All of these articles contain truths, but much of the evidence has been anecdotal. Now, a study by the Physical Therapy and Rehabilitation Science Department at the University of Iowa in Iowa City, with assistance from other departments from within the University of Iowa and the University of Texas Health Science Center in Houston, has been released showing the body’s physiologic response to “whole-body heat stress.”
As a sauna and steam bath aficionado, I had to remove my passionate response to my beloved safe havens of relaxation, healing, and stress relief being referred to as “Heat Stress Chambers.” However, after reading the article and considering the study was reviewing the shared benefits of heat bathing and exercise, the term made perfect sense from an analytical perspective. To cause change, physically, mentally, or emotionally, “stress” must be applied. With that understanding of the term stress, the study became a fascinating read.
To begin, the study explained the objective of the study, which was to determine if sauna could serve as a replacement to exercise for individuals who are physically limited in their ability to exercise. In order to determine the physiologic changes that occurred through heat stress, the study tested 25 young, healthy volunteers (13 men and 12 women), one at a time, beginning with placing each individual into a room with a temperature of 26°C (78.8°F) to determine base line readings. After the baseline readings, the volunteers were moved to a room heated to 73°C (163.4°F) for 30 minutes.
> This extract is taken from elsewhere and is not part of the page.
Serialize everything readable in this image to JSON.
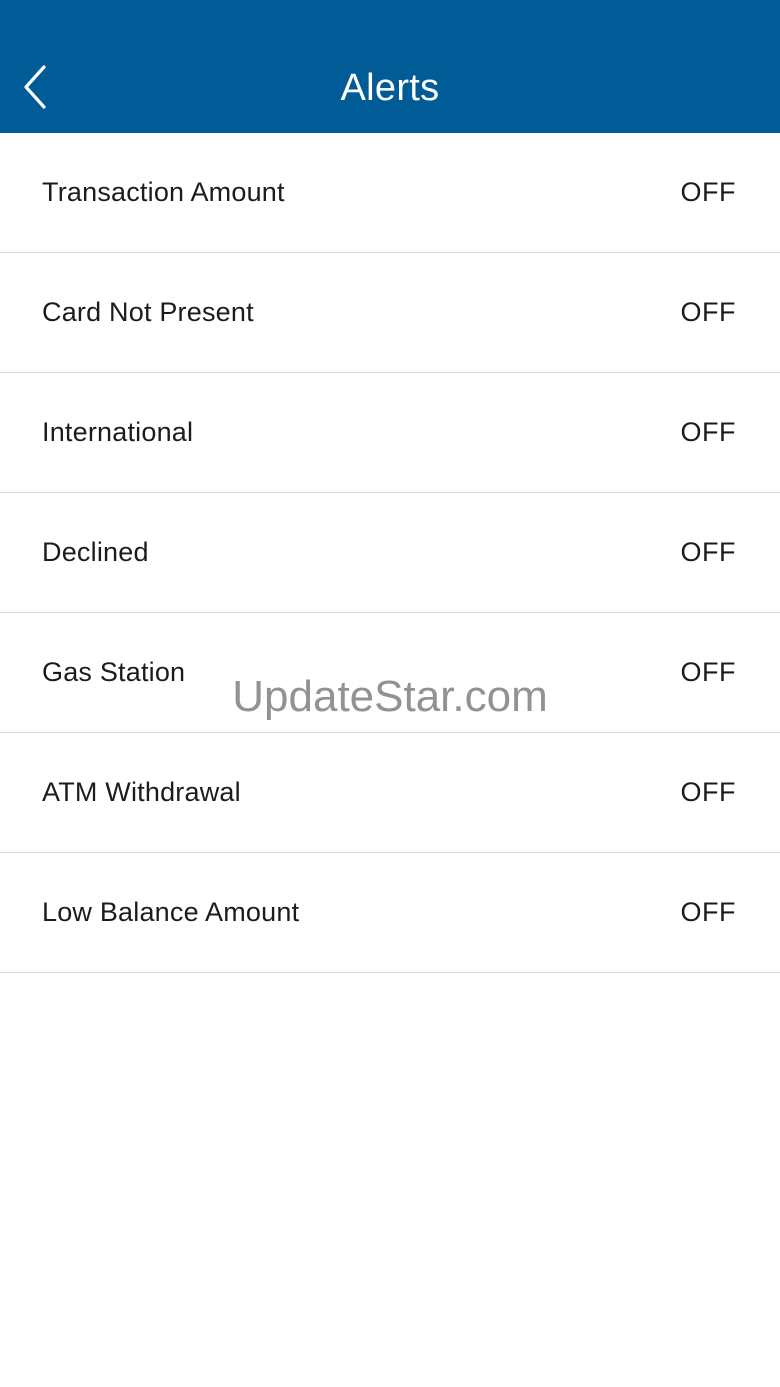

At the completion of those 30 minutes, the participants were moved to the lower bench at a cooler temperature for 3 minutes to help transition to the room temperature outside of the modified sauna.
In the testing, the following body levels were monitored with no changes occurring during the baseline measurement and the noted changes occurring after heat stress:
- Body temperature (average increase 0.86°C or 1.55°F)
- Heart rate (average increase of 22.4 beats per minute)
- Blood pressure (Systolic decrease of 16 mm Hg and diastolic decrease of 5 mm Hg)
- Norepinephrine, which as medicine is used to treat low blood pressure and heart failure, increase 58% in the plasma
- Proloactin, which has many different effects on the body, increased 285% in the plasma
- HSP72, which is a protein showed to preserve muscle function, increased by an average of 48.7%
The conclusion of the study was that some physiologic changes that occurred during the study were similar to those of exercise, but exercise offers some benefits that cannot be attained through sauna use; however, for those who cannot exercise, heat bathing showed beneficial changes that could help maintain a healthier cardiovascular system and may preserve muscle function. Though, as they add in their conclusion, more studies may be necessary to show what other benefits come from heat bathing, these results are reason enough for me to enjoy my sauna and steam bath more frequently and to encourage my father to fire-up his sauna a few more times each week.
As with fitness routines, if you are under a physician’s care, ask your physician before beginning a heat bathing routine, and when they give you the green light, contact us to request a brochure or your local dealer to learn more about which heat bathing system is best for you. From infrared to traditional sauna to steam, we can help you plan and design your project to help reduce the stress of building your own “heat stress chamber,” to use scientific terms, or heat bathing sanctuary, as my household likes to think of it.
To learn more visit Georgia Spa Company at one of its three showrooms in Buford, Kennesaw or Athens, or plan to stop by our sauna booth at the 2016 Fall Atlanta Home Show, September 9-11, at the Cobb Galleria Centre.
Article Source: Finnleo’s SaunaTime Blog